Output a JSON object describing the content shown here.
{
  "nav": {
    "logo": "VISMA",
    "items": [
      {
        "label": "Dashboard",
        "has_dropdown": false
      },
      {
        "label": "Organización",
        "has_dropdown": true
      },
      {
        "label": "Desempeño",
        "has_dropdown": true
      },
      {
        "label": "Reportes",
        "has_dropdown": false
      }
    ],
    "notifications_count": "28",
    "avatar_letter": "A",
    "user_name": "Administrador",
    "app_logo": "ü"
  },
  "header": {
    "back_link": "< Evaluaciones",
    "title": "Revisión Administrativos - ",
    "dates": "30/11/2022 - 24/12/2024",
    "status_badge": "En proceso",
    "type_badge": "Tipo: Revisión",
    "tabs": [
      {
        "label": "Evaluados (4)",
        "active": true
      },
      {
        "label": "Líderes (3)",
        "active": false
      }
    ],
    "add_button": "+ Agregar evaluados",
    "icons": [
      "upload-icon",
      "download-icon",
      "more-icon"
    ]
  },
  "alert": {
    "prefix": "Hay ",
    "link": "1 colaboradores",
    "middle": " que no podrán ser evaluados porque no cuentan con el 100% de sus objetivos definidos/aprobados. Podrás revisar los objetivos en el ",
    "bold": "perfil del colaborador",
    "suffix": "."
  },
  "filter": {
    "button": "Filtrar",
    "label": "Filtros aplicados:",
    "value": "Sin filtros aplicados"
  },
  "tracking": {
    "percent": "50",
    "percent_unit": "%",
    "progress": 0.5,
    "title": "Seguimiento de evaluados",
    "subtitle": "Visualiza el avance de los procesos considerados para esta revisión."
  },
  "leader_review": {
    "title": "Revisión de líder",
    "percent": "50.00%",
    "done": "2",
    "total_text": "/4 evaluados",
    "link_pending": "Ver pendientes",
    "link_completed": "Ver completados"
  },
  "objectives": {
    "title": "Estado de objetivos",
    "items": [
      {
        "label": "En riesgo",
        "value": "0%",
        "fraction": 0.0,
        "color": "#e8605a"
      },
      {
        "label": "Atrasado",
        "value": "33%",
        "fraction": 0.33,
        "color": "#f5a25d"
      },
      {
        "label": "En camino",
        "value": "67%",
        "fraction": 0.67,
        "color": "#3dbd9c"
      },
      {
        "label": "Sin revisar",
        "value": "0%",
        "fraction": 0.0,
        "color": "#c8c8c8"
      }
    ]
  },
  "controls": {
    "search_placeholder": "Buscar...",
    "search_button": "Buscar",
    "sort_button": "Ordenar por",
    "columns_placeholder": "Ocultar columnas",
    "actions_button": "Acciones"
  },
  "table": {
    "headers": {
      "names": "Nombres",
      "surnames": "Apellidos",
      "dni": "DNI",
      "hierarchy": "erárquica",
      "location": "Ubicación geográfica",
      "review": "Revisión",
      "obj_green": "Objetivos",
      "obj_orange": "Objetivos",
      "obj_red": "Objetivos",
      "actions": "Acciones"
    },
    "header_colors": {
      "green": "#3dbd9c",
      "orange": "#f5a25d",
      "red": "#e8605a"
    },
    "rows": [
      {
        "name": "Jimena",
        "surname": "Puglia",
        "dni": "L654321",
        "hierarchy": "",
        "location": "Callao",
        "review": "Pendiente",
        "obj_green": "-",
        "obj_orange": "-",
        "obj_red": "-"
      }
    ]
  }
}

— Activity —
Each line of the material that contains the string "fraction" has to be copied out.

— Written answer —
        "fraction": 0.0,
        "fraction": 0.33,
        "fraction": 0.67,
        "fraction": 0.0,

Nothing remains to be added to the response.